  • Engine, including internal parts and the engine block
  • Transmission or transaxle
  • Drivetrain (2WD, 4WD, AWD)

The powertrain warranty is usually inclusionary, so the contract will list the parts that are covered. Under this warranty, coverage is only for defective parts or installations that were made at the factory. A transmission repair because of misuse or neglect won’t be covered. Some powertrain warranties may require a deductible for repairs.

Common Question:

Other Parts Of The Factory Warranty

There are a few more coverage types that can come with a manufacturer warranty. These include:

Before you decide if the cost is worth it, there are some disadvantages to consider, as well.

  • This warranty covers the cost of replacing sheet metal that has rusted through. It usually requires a hole to have formed in the metal, and it may not cover surface rust. Corrosion coverage can vary between different parts of the car.
  • Many brands today offer roadside assistance. These programs can be tied to the powertrain warranty period, or they can have a separate duration. Some may also require deductibles or only offer allowances toward roadside assistance.
  • Federal law requires emissions parts to be covered for defects. Most emissions parts are required to be covered for 2 years or 24,000 miles, though some parts like the catalytic converter or emissions control unit are covered for 8 years or 100,000 miles. Manufacturers can follow the minimum guidelines or offer more coverage for these parts.
  • Some auto brands cover regular maintenance for a period of time. This coverage is usually short in duration. For example, Toyota covers regular maintenance on new cars for 2 years or 25,000 miles.

What Does the Contract Cover?

There are two types of extended warranty coverage typically offered: inclusionary and exclusionary. An inclusionary warranty only covers items that are specifically listed in the contract. An exclusionary warranty will have a detailed list of those items that are not covered by the agreement.
In general, you want to have an exclusionary contract.

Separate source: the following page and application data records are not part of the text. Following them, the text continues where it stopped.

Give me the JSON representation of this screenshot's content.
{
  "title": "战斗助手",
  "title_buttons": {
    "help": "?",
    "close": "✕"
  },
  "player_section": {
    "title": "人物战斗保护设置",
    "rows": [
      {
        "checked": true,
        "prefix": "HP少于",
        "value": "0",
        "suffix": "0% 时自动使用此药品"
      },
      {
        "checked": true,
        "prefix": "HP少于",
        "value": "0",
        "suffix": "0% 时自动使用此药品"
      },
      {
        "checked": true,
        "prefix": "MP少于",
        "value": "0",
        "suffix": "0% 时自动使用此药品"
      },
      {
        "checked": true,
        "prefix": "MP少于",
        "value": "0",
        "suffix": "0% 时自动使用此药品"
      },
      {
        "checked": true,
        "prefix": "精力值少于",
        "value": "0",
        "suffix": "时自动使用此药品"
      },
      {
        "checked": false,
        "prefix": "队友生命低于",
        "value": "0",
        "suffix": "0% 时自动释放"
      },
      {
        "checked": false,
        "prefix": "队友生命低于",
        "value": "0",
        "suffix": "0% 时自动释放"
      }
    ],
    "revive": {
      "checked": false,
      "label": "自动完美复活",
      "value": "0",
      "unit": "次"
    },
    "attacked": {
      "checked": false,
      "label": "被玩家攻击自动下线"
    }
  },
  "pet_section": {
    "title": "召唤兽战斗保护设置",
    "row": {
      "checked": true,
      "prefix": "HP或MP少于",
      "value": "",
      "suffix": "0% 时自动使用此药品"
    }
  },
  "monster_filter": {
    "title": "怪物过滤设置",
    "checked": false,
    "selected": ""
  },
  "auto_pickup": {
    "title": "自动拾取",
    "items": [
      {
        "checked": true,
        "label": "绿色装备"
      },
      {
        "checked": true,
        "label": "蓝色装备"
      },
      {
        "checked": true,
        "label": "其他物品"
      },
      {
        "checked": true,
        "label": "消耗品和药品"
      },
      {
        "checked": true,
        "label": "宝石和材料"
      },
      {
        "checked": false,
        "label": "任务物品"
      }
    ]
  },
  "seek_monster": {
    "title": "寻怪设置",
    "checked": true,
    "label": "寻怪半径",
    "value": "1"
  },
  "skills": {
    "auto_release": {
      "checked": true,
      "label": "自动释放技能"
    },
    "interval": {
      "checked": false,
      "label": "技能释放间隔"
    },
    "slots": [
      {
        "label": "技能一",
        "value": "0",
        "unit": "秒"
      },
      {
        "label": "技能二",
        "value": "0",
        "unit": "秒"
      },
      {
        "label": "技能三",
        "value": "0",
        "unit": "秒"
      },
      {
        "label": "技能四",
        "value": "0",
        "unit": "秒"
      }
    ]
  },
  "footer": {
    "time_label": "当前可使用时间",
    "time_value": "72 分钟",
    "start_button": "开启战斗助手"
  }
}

Even then, you’ll want to go through line-by-line to make sure that expensive items that may fail are not excluded. Exclusionary policies will typically come with higher price tags than inclusionary policies.

Note that the brochure or sample contract for an extended warranty or service protection policy is not the actual contract – it’s just marketing. Insist on seeing what is shown on the actual agreement before you agree to purchase any vehicle protection product.

Where Can I Get My Car Serviced?

The question of where the warranty is honored is critical. Are you limited to one specific repair facility or dealership? What happens if your car breaks down if you’re traveling? Can you go to any of your car brand’s franchised new car dealers for service?

Don’t make any assumptions, because if the dealer goes out of business or for some reason you no longer want to get it serviced at a specific place, your warranty could be worthless.

Those details should be spelled out in the contract. If you can’t get a good answer, you should consider it a red flag.

Who Is Backing the Warranty?

You’ll want to know who is behind the warranty coverage. Some extended warranties or service contracts are backed by auto manufacturers. This is especially common with the extended warranty coverage you get when you purchase a certified pre-owned car. Other warranties are backed by independent companies that have no relationship with either the dealer or manufacturer. Before you sign a contract with a third-party warranty company, you’ll want to spend some time online checking them out to see what other customers are saying and whether there are any consumer complaints against them. If they go out of business, your contract will likely be worthless.

When Can I Buy an Extended Warranty?

Often when a dealer’s finance officer is trying to sell you a service contract, there will be pressure to “buy today to get a deal.” The truth is, you can generally buy an extended warranty at any time during the vehicle’s life, as long as the car does not have exceptionally high mileage.